Thursday, December 6, 2007
OLPC initiative for developing contries
Microsoft Corp. said that it will field test an inexpensive laptop PC for developing nations being championed by Massachusetts Institute of Technology professor Nicholas Negroponte.it plans to conduct field trials in January of Windows XP running on the One Laptop Per Child XO laptop.
The XO laptop ships with a Linux operating system and is meant to be a low-cost machine available to people who live in countries with developing economies. Earlier this year, Microsoft launched its Unlimited Potential program, which allows governments to buy a US$3 software bundle designed for students, a move that some observers said would compete with the OLPC initiative.
Looking beyond the OLPC to other small PCs that use flash storage, Microsoft said it plans to publish design guidelines early in 2008 to assist flash-based device makers in building machines that will support Windows.
Microsoft's plans mark a step closer by the software company to a project initially billed as an alternative to computers based on Microsoft's technology. Mr. Negroponte had originally envisioned his One Laptop Per Child project to populate the world with $100 computers that ran Linux software, a rival to Microsoft's Windows.
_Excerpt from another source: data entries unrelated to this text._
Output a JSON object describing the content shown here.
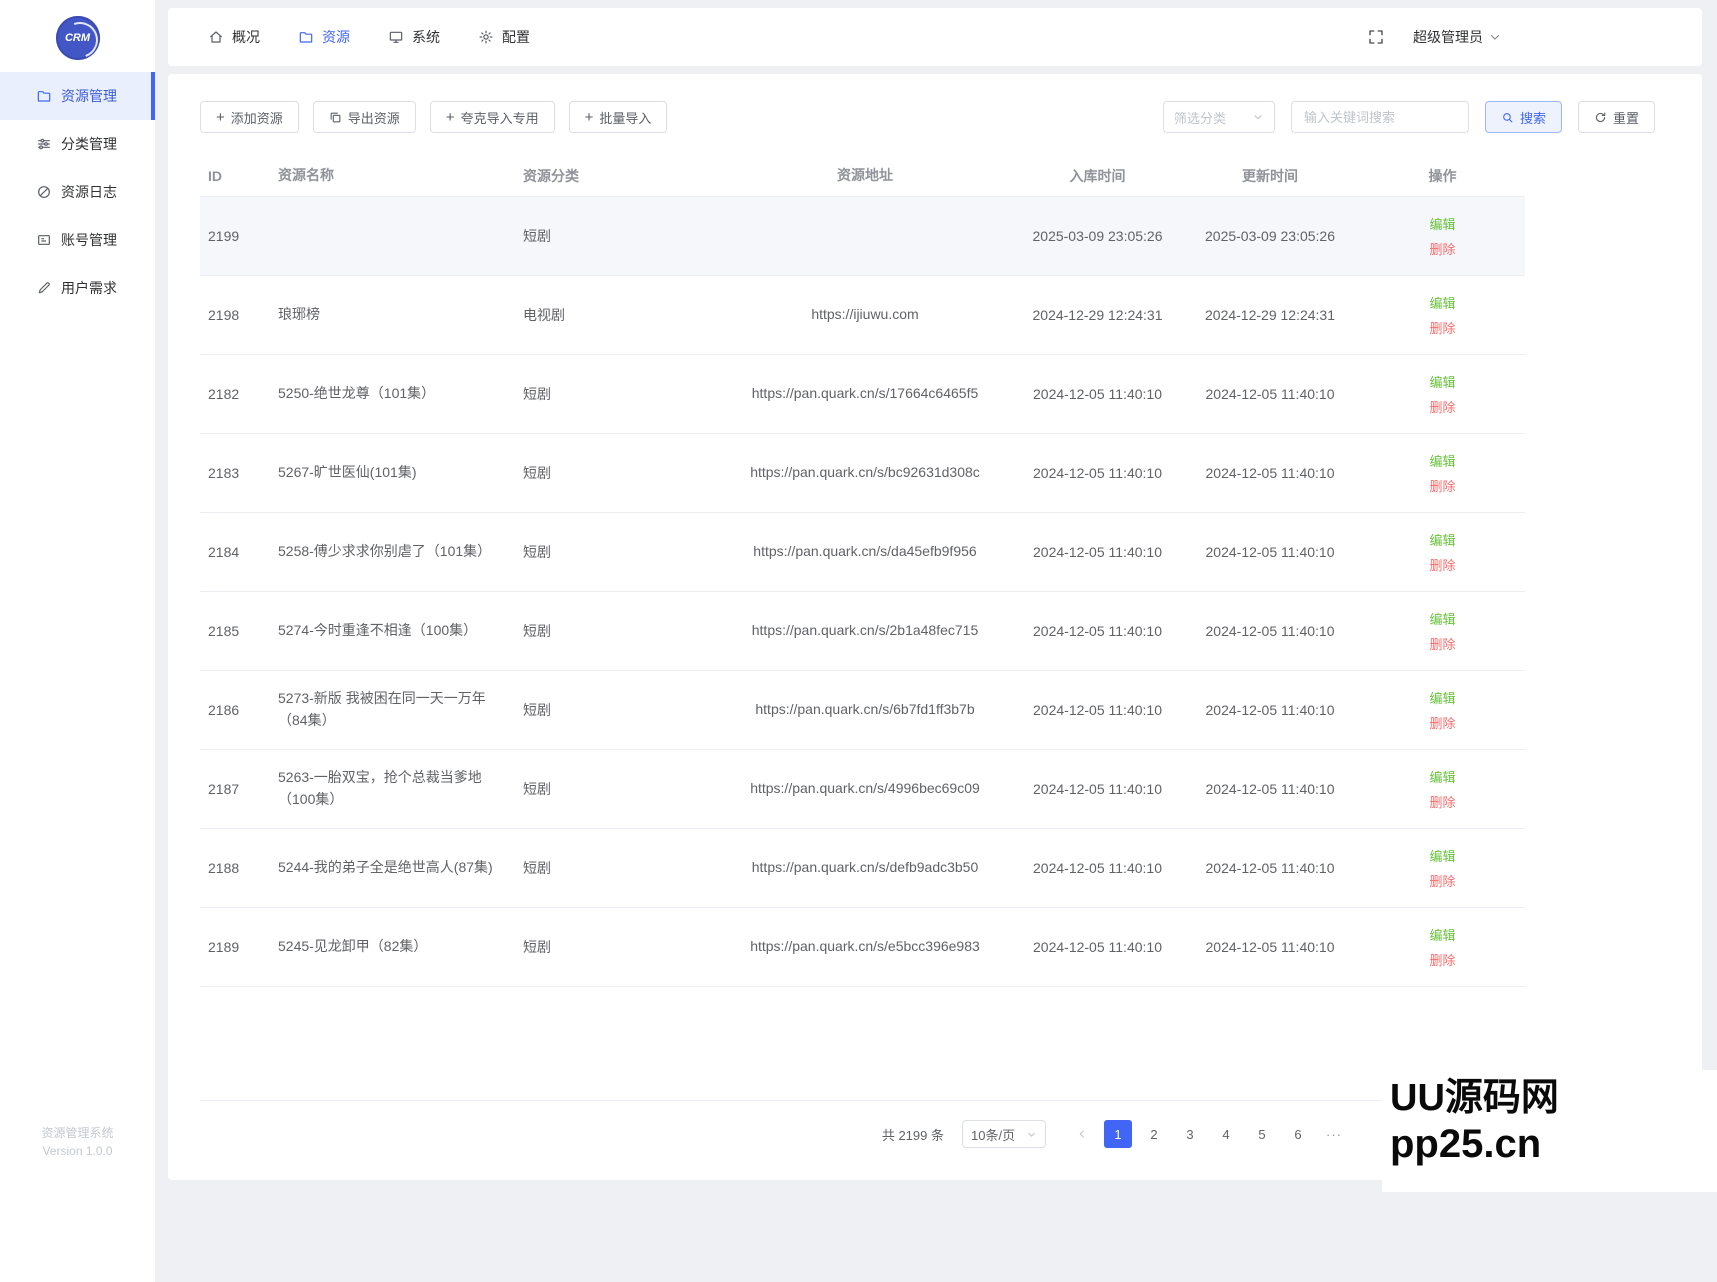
{
  "app": {
    "logo_text": "CRM",
    "sidebar_footer_title": "资源管理系统",
    "sidebar_footer_version": "Version 1.0.0"
  },
  "colors": {
    "primary": "#4166f5",
    "edit_link": "#67c23a",
    "delete_link": "#f56c6c",
    "active_row_bg": "#f5f7fa"
  },
  "topnav": {
    "items": [
      {
        "label": "概况",
        "icon": "home-icon",
        "active": false
      },
      {
        "label": "资源",
        "icon": "folder-icon",
        "active": true
      },
      {
        "label": "系统",
        "icon": "monitor-icon",
        "active": false
      },
      {
        "label": "配置",
        "icon": "gear-icon",
        "active": false
      }
    ],
    "user_name": "超级管理员"
  },
  "sidebar": {
    "items": [
      {
        "label": "资源管理",
        "icon": "folder-icon",
        "active": true
      },
      {
        "label": "分类管理",
        "icon": "sliders-icon",
        "active": false
      },
      {
        "label": "资源日志",
        "icon": "log-icon",
        "active": false
      },
      {
        "label": "账号管理",
        "icon": "id-card-icon",
        "active": false
      },
      {
        "label": "用户需求",
        "icon": "pen-icon",
        "active": false
      }
    ]
  },
  "toolbar": {
    "add_label": "添加资源",
    "export_label": "导出资源",
    "quark_import_label": "夸克导入专用",
    "batch_import_label": "批量导入",
    "filter_placeholder": "筛选分类",
    "keyword_placeholder": "输入关键词搜索",
    "search_label": "搜索",
    "reset_label": "重置"
  },
  "table": {
    "headers": [
      "ID",
      "资源名称",
      "资源分类",
      "资源地址",
      "入库时间",
      "更新时间",
      "操作"
    ],
    "edit_label": "编辑",
    "delete_label": "删除",
    "rows": [
      {
        "id": "2199",
        "name": "",
        "category": "短剧",
        "url": "",
        "created": "2025-03-09 23:05:26",
        "updated": "2025-03-09 23:05:26",
        "highlighted": true
      },
      {
        "id": "2198",
        "name": "琅琊榜",
        "category": "电视剧",
        "url": "https://ijiuwu.com",
        "created": "2024-12-29 12:24:31",
        "updated": "2024-12-29 12:24:31",
        "highlighted": false
      },
      {
        "id": "2182",
        "name": "5250-绝世龙尊（101集）",
        "category": "短剧",
        "url": "https://pan.quark.cn/s/17664c6465f5",
        "created": "2024-12-05 11:40:10",
        "updated": "2024-12-05 11:40:10",
        "highlighted": false
      },
      {
        "id": "2183",
        "name": "5267-旷世医仙(101集)",
        "category": "短剧",
        "url": "https://pan.quark.cn/s/bc92631d308c",
        "created": "2024-12-05 11:40:10",
        "updated": "2024-12-05 11:40:10",
        "highlighted": false
      },
      {
        "id": "2184",
        "name": "5258-傅少求求你别虐了（101集）",
        "category": "短剧",
        "url": "https://pan.quark.cn/s/da45efb9f956",
        "created": "2024-12-05 11:40:10",
        "updated": "2024-12-05 11:40:10",
        "highlighted": false
      },
      {
        "id": "2185",
        "name": "5274-今时重逢不相逢（100集）",
        "category": "短剧",
        "url": "https://pan.quark.cn/s/2b1a48fec715",
        "created": "2024-12-05 11:40:10",
        "updated": "2024-12-05 11:40:10",
        "highlighted": false
      },
      {
        "id": "2186",
        "name": "5273-新版 我被困在同一天一万年（84集）",
        "category": "短剧",
        "url": "https://pan.quark.cn/s/6b7fd1ff3b7b",
        "created": "2024-12-05 11:40:10",
        "updated": "2024-12-05 11:40:10",
        "highlighted": false
      },
      {
        "id": "2187",
        "name": "5263-一胎双宝，抢个总裁当爹地（100集）",
        "category": "短剧",
        "url": "https://pan.quark.cn/s/4996bec69c09",
        "created": "2024-12-05 11:40:10",
        "updated": "2024-12-05 11:40:10",
        "highlighted": false
      },
      {
        "id": "2188",
        "name": "5244-我的弟子全是绝世高人(87集)",
        "category": "短剧",
        "url": "https://pan.quark.cn/s/defb9adc3b50",
        "created": "2024-12-05 11:40:10",
        "updated": "2024-12-05 11:40:10",
        "highlighted": false
      },
      {
        "id": "2189",
        "name": "5245-见龙卸甲（82集）",
        "category": "短剧",
        "url": "https://pan.quark.cn/s/e5bcc396e983",
        "created": "2024-12-05 11:40:10",
        "updated": "2024-12-05 11:40:10",
        "highlighted": false
      }
    ]
  },
  "pagination": {
    "total_label": "共 2199 条",
    "page_size_label": "10条/页",
    "pages": [
      {
        "label": "1",
        "active": true
      },
      {
        "label": "2",
        "active": false
      },
      {
        "label": "3",
        "active": false
      },
      {
        "label": "4",
        "active": false
      },
      {
        "label": "5",
        "active": false
      },
      {
        "label": "6",
        "active": false
      }
    ],
    "more_label": "···"
  },
  "watermark": {
    "line1": "UU源码网",
    "line2": "pp25.cn"
  }
}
But Mr. Negroponte's project has fallen far below his initial expectations, in part because of higher costs of the laptop and cheap machines from Intel Corp and Microsoft.
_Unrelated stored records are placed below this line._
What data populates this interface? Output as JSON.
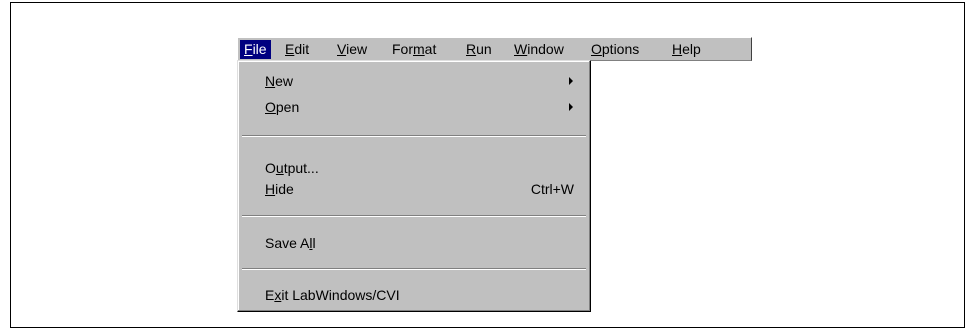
{
  "menubar": {
    "items": [
      {
        "label": "File",
        "mnemonic": 0,
        "active": true
      },
      {
        "label": "Edit",
        "mnemonic": 0
      },
      {
        "label": "View",
        "mnemonic": 0
      },
      {
        "label": "Format",
        "mnemonic": 3
      },
      {
        "label": "Run",
        "mnemonic": 0
      },
      {
        "label": "Window",
        "mnemonic": 0
      },
      {
        "label": "Options",
        "mnemonic": 0
      },
      {
        "label": "Help",
        "mnemonic": 0
      }
    ]
  },
  "file_menu": {
    "new": {
      "label": "New",
      "mnemonic": 0
    },
    "open": {
      "label": "Open",
      "mnemonic": 0
    },
    "output": {
      "label": "Output...",
      "mnemonic": 1
    },
    "hide": {
      "label": "Hide",
      "mnemonic": 0,
      "shortcut": "Ctrl+W"
    },
    "save_all": {
      "label": "Save All",
      "mnemonic": 6
    },
    "exit": {
      "label": "Exit LabWindows/CVI",
      "mnemonic": 1
    }
  },
  "colors": {
    "menu_face": "#c0c0c0",
    "highlight": "#000080",
    "highlight_text": "#ffffff"
  }
}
Microsoft in a statement said it is trying to rework Windows XP to run on Mr. Negroponte's computer, called the XO laptop. The company for the first time outlined challenges it says it faces in making the software work on the machine. Included in those challenges is that XO for uses a small amount of semiconductor-based memory for storage instead of a hard drive. Windows is designed for computers with hard drives.
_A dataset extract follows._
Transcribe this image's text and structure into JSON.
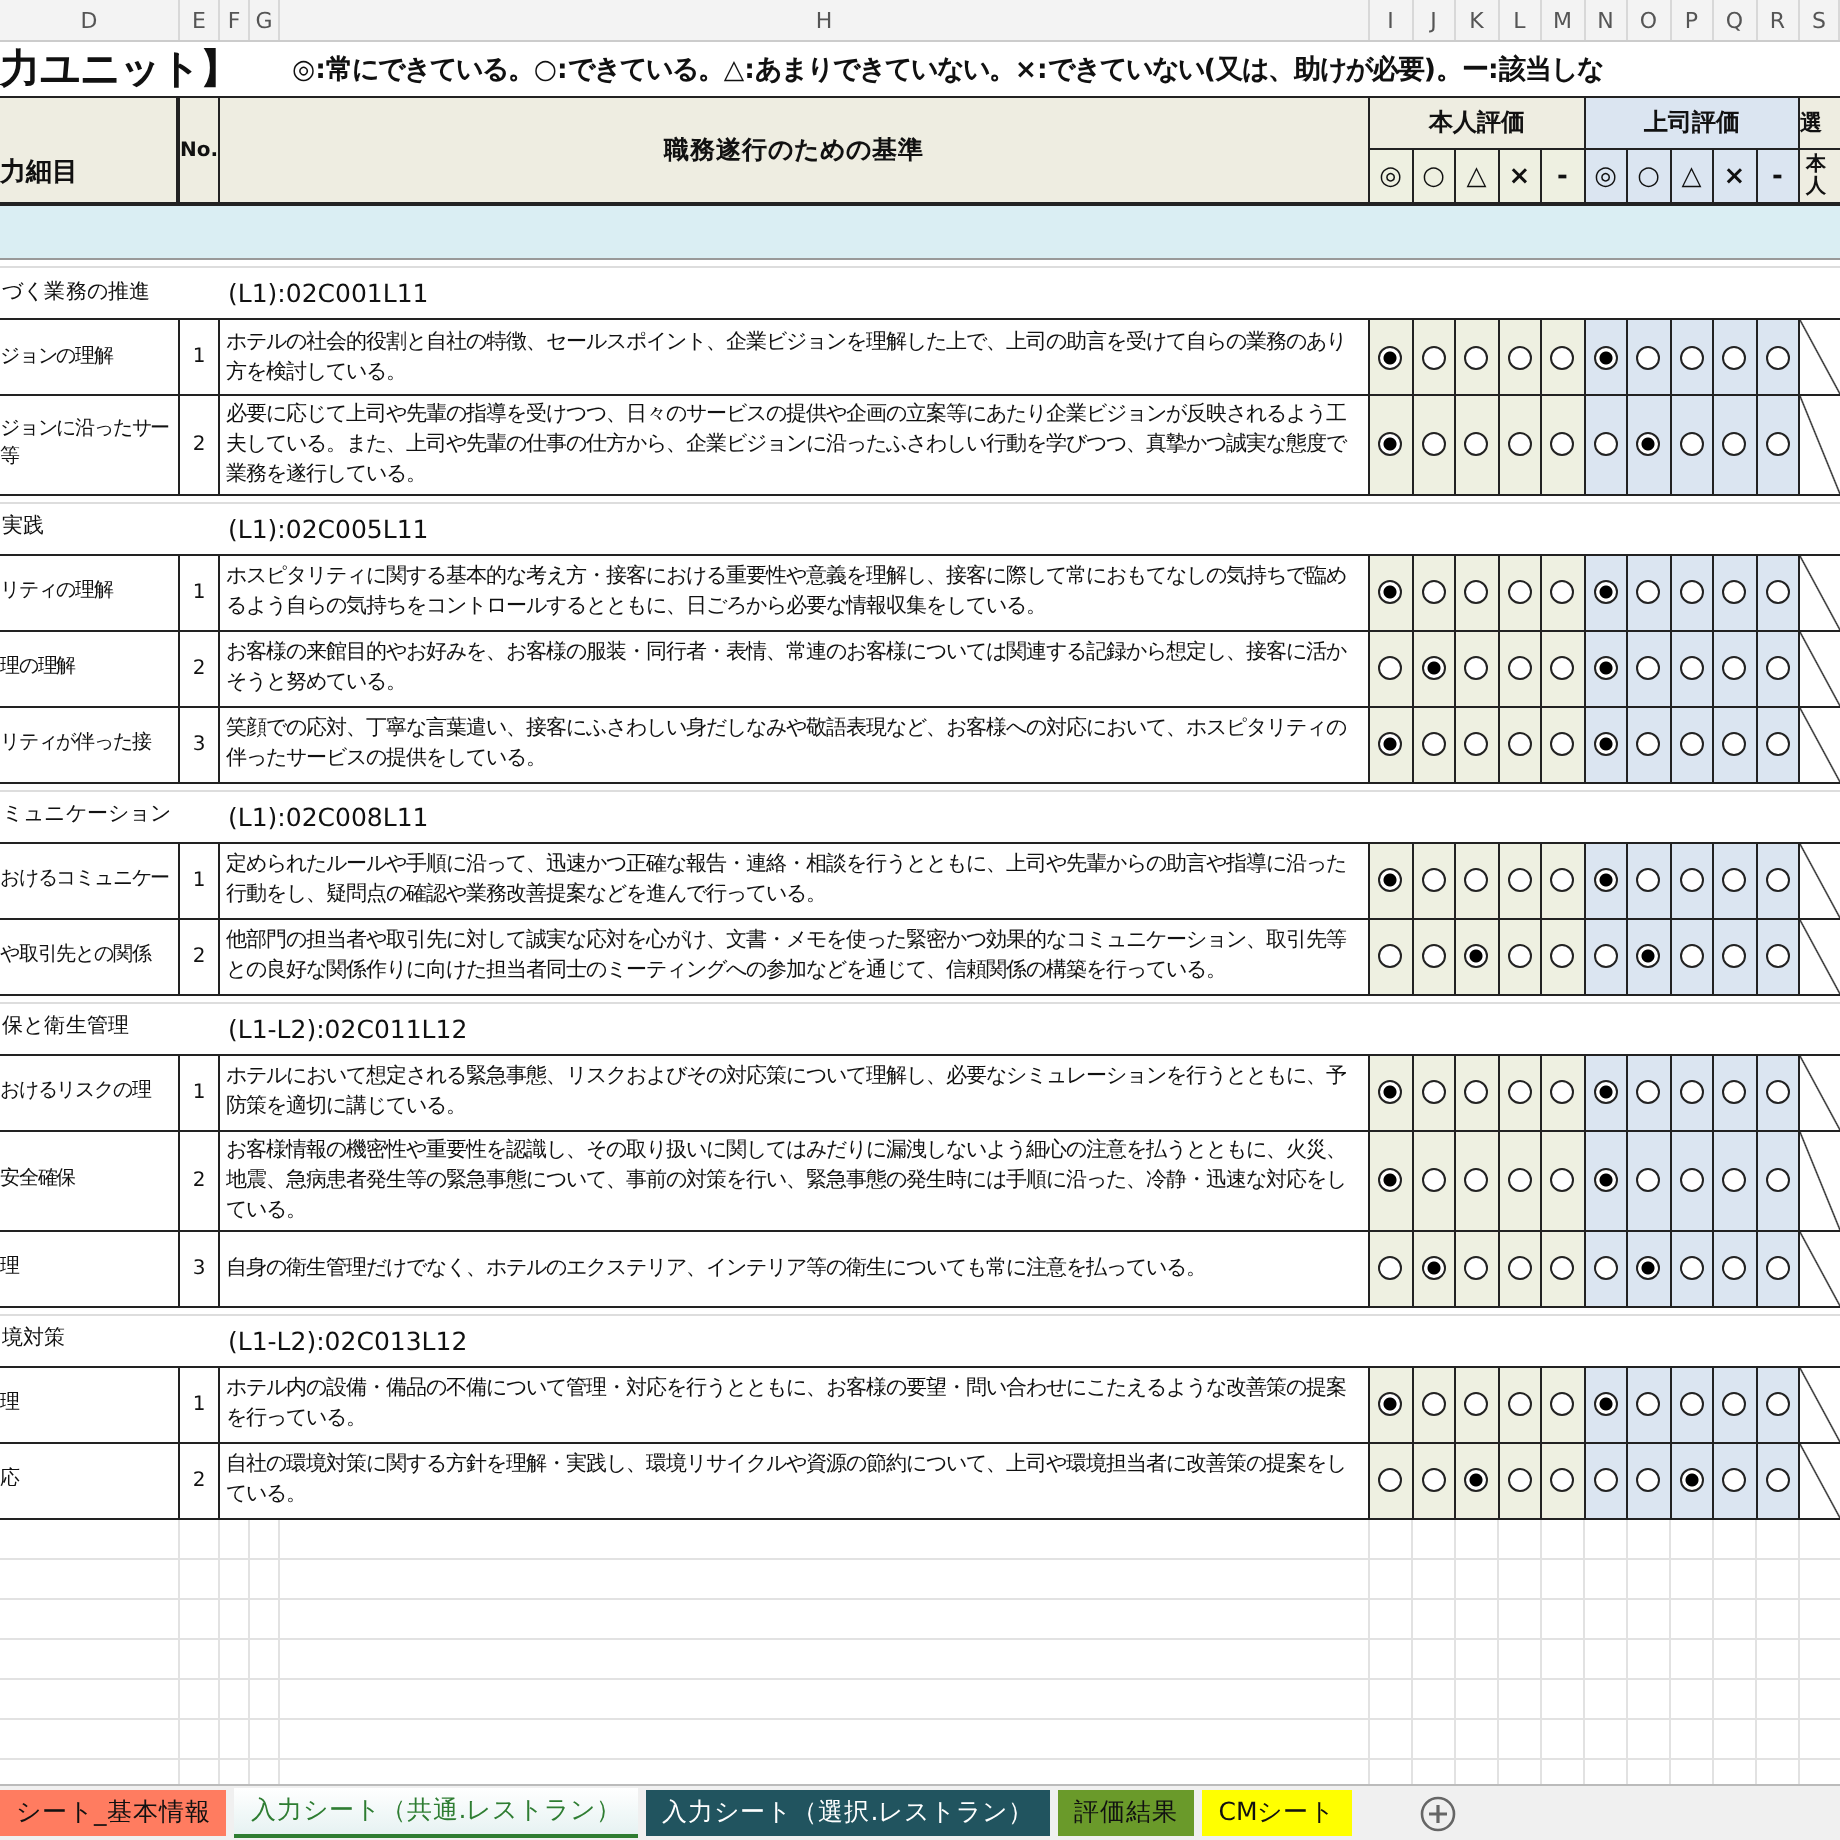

James Utzschneider, general manager of Microsoft's Unlimited Potential Group said the company will test the Windows-based XO laptops starting January 2008 in the U.S., India and possibly Romania. Depending on the outcome of the trials, Windows XP for the computers could be available as early as the second half of 2008, he said.
"We want Windows to run on the XO and we are investing significant energy and talent," Mr. Utzschneider said. Still, he said the Windows XO machine will have to pass muster before Microsoft supports it for volume use. "We really want to make sure we have a quality experience before we make commitment to governments."
Such programs are tricky ground for Microsoft, which depends on sales of Windows for the bulk of its revenue and profits. Growth of cheap PCs that run lower-priced software or cut-rate versions of Windows could one day hamper sales of the latest, and pricier, version of Windows. Microsoft Wednesday said it had no plans to offer a version of Windows for the XO for retail purchase in North America.
Microsoft in recent years has created its own programs for bring inexpensive Windows PCs to developing countries, offering stripped-down versions of the machines that can be sold cheaply. Intel meanwhile, is promoting its own low-cost PC called the Classmate.